Aside from borrowers who were already in the recovery pipeline with unrelated challenges, financial institutions appear inclined to request a waiting period for a certain period, favorably inclined to a short-term forbearance that will make the bridge until a time when the severity and response of public policies to the pandemic offers some clarity. This measured and sensible approach not only takes into account the source of the pressure on most asset classes, but is colored by the prevailing feeling that we are all in the same boat. While global infections have temporarily shut down sources of income, this does not reflect the operational quality of a property, the sustainability of a capital structure, or the proficiency of ownership and management of the property. The source of the impairment sets this crisis apart from others of the recent past.
Hope may not be a strategy, but history suggests that betting against innovation in science and medicine can be a sucker bet. As human ingenuity finds a way to reduce, treat and possibly defeat the virus, borrowers and lenders will return to their traditional roles, striving to find solutions to recapitalize unique assets with great geographic diversity and a range of considerations. While we await and encourage the medical response, a pause to catch our collective breath seems both humanly appropriate and technically maximizing NPV.

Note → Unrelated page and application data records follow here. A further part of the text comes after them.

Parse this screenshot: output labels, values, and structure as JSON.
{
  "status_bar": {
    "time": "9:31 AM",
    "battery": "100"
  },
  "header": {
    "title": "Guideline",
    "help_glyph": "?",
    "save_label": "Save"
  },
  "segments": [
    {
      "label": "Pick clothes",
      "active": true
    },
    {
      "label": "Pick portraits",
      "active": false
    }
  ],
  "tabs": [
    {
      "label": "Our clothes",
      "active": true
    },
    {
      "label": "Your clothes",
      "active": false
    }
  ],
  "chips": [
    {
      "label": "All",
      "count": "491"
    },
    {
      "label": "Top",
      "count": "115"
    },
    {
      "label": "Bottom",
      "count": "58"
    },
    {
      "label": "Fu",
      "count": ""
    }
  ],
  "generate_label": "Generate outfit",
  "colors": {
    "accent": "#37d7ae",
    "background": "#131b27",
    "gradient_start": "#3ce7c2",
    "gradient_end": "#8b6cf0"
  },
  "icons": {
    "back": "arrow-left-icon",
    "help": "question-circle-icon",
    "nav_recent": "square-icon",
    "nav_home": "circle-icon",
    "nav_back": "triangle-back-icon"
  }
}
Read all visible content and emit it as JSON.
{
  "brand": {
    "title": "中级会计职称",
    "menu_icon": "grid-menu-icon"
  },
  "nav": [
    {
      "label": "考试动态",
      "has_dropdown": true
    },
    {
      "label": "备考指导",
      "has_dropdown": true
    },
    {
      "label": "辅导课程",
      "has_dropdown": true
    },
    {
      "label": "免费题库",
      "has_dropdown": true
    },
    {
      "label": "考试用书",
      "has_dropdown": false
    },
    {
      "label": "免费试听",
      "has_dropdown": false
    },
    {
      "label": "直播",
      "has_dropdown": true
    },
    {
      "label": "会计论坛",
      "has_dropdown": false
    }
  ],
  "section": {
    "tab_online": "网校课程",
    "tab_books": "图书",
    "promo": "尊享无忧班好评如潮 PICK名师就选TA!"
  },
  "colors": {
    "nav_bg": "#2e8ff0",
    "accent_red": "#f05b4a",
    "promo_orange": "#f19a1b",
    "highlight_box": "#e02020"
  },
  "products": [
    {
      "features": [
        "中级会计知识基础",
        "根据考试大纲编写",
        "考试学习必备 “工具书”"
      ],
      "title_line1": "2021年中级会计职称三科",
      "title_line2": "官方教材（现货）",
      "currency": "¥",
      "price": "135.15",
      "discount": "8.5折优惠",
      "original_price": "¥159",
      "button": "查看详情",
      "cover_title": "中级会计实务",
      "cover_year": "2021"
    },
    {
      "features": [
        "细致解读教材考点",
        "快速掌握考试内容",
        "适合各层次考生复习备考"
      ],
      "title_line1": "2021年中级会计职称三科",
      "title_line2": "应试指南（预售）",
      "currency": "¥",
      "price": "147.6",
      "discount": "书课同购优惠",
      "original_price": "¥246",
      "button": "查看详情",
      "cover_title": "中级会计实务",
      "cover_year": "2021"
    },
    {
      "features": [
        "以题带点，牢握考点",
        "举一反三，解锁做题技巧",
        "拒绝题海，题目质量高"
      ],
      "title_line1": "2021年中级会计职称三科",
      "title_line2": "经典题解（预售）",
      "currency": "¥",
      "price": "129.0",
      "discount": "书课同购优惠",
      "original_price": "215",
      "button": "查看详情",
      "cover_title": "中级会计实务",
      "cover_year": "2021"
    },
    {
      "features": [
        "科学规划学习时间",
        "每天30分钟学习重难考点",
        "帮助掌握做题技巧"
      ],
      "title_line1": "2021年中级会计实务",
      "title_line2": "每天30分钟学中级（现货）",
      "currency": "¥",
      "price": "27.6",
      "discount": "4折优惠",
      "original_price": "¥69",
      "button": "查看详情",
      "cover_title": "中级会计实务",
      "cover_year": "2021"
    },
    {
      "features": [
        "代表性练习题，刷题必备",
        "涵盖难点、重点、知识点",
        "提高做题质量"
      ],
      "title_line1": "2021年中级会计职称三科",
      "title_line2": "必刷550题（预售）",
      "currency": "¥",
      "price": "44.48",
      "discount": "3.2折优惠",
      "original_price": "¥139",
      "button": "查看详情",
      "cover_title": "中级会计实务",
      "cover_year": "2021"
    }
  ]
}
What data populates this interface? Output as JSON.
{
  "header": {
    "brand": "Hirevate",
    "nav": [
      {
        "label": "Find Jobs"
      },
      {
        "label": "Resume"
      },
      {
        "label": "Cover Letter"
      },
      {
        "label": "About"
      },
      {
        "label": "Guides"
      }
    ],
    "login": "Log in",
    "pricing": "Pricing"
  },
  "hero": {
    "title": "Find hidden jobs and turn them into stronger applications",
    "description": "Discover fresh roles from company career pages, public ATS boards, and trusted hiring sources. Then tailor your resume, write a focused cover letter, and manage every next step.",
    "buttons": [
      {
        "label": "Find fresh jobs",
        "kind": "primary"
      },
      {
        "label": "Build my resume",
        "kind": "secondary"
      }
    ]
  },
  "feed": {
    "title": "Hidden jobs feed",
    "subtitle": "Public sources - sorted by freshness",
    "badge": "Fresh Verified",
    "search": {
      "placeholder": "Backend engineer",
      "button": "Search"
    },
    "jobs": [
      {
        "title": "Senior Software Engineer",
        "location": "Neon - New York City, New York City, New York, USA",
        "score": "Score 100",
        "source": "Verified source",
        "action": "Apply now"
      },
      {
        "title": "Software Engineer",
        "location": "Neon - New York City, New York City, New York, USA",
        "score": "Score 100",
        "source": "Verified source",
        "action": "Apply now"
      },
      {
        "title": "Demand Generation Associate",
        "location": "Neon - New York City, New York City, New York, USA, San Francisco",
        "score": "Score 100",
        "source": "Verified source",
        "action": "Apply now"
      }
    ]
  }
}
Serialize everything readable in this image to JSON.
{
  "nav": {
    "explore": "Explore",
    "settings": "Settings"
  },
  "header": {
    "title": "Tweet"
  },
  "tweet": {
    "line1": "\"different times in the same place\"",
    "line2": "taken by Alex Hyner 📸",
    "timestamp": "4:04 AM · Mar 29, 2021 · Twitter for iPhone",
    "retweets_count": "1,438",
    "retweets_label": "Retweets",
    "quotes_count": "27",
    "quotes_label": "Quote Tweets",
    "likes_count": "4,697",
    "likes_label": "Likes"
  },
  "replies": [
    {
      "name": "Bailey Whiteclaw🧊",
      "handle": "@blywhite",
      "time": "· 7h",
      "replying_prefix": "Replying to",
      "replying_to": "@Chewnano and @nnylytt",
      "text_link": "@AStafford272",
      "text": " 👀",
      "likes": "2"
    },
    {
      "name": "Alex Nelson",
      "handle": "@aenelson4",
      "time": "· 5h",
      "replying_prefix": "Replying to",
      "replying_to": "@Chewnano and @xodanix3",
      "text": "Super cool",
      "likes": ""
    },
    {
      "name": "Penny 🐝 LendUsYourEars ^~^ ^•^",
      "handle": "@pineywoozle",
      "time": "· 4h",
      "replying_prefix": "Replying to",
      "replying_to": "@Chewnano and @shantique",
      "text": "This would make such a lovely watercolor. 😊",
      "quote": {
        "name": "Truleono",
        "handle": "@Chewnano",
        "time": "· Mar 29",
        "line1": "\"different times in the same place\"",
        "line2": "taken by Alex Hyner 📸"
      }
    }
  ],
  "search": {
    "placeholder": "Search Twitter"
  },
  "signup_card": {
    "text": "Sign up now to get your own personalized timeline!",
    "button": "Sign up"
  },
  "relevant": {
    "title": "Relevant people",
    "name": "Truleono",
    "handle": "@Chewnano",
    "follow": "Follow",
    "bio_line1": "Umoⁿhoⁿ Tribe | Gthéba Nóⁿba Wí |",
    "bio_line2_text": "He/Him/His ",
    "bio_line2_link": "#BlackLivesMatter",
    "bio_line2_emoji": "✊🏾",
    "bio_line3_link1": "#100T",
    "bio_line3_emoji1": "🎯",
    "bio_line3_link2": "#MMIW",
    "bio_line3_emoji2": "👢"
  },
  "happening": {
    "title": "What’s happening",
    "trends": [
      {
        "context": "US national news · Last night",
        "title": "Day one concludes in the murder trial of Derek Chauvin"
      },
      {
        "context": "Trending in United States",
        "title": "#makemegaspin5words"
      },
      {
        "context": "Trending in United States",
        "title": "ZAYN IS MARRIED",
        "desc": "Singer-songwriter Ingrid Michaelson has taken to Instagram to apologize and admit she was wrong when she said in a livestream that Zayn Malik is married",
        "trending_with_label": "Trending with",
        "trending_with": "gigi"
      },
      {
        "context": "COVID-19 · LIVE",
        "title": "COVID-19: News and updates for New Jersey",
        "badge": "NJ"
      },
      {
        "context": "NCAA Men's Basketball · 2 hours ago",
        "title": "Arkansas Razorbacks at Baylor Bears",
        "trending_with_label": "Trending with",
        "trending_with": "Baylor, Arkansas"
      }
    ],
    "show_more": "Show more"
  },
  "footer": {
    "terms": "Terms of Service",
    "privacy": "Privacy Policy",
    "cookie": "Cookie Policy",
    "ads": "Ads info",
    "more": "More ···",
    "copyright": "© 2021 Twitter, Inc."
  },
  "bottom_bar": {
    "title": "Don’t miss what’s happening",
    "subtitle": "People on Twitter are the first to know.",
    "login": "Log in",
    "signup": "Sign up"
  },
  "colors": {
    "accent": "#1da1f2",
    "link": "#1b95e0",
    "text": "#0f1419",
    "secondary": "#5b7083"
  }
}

While Kenneth Rogoff and Carmen Reinhart’s instant classic This time it’s different: eight centuries of financial madness illustrates how naïve it can be to characterize a financial crisis as truly different, the fact remains that this reversal has at least one distinguishing feature. In previous cycles, solutions were largely in the hands of real estate and finance professionals. This time around, lenders and borrowers are bystanders in many ways, relegated to rooting for the medical community to break the fever.